Among the entries, which lines carry the string "title"? Copy every one.

Supplied records:

::::

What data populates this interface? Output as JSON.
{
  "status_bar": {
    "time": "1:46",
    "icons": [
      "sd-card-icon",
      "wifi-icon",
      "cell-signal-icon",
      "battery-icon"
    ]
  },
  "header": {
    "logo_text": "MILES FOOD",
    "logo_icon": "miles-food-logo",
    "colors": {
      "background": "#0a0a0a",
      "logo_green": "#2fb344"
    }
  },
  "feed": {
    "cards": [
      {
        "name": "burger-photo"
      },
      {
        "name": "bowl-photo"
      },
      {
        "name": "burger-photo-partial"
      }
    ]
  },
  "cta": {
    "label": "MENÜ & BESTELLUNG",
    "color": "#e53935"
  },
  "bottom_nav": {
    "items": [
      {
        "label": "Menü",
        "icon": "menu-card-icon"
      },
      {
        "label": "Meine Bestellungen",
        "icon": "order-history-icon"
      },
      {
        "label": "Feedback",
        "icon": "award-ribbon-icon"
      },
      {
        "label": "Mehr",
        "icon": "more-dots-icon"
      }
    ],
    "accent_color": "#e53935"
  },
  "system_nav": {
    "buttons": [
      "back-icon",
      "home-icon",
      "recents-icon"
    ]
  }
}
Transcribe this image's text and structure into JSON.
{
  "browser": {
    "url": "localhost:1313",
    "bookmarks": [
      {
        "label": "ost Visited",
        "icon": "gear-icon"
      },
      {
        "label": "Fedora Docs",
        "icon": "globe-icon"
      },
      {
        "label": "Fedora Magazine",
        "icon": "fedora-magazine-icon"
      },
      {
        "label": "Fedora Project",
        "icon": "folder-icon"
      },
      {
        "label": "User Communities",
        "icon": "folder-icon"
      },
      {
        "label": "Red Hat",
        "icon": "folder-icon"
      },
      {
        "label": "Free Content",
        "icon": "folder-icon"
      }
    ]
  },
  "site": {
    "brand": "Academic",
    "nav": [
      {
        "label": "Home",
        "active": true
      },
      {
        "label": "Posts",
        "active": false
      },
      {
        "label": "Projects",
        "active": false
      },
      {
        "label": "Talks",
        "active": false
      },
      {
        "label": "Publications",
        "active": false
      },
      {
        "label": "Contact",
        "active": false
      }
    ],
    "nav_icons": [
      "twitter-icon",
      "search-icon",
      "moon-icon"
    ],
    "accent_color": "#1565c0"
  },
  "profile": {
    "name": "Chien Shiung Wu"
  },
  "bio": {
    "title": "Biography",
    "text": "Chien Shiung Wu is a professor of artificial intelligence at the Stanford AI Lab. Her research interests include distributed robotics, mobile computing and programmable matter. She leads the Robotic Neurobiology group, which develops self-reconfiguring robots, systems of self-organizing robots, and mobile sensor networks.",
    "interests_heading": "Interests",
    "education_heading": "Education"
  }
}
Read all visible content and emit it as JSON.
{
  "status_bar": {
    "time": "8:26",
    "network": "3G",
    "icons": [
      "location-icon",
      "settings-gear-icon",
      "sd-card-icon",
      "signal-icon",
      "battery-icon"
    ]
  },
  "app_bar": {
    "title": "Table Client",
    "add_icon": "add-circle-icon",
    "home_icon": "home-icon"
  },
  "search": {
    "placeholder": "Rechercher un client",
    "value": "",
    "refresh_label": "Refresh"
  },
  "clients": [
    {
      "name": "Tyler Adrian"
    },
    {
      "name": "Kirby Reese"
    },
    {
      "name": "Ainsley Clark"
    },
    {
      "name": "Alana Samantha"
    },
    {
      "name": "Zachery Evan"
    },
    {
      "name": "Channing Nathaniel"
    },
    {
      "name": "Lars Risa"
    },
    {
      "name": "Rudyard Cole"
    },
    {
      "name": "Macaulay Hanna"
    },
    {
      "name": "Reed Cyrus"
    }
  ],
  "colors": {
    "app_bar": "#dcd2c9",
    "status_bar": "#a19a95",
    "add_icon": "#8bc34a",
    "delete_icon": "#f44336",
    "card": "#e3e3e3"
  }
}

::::

Written solution:
    "title": "Biography",
    "title": "Table Client",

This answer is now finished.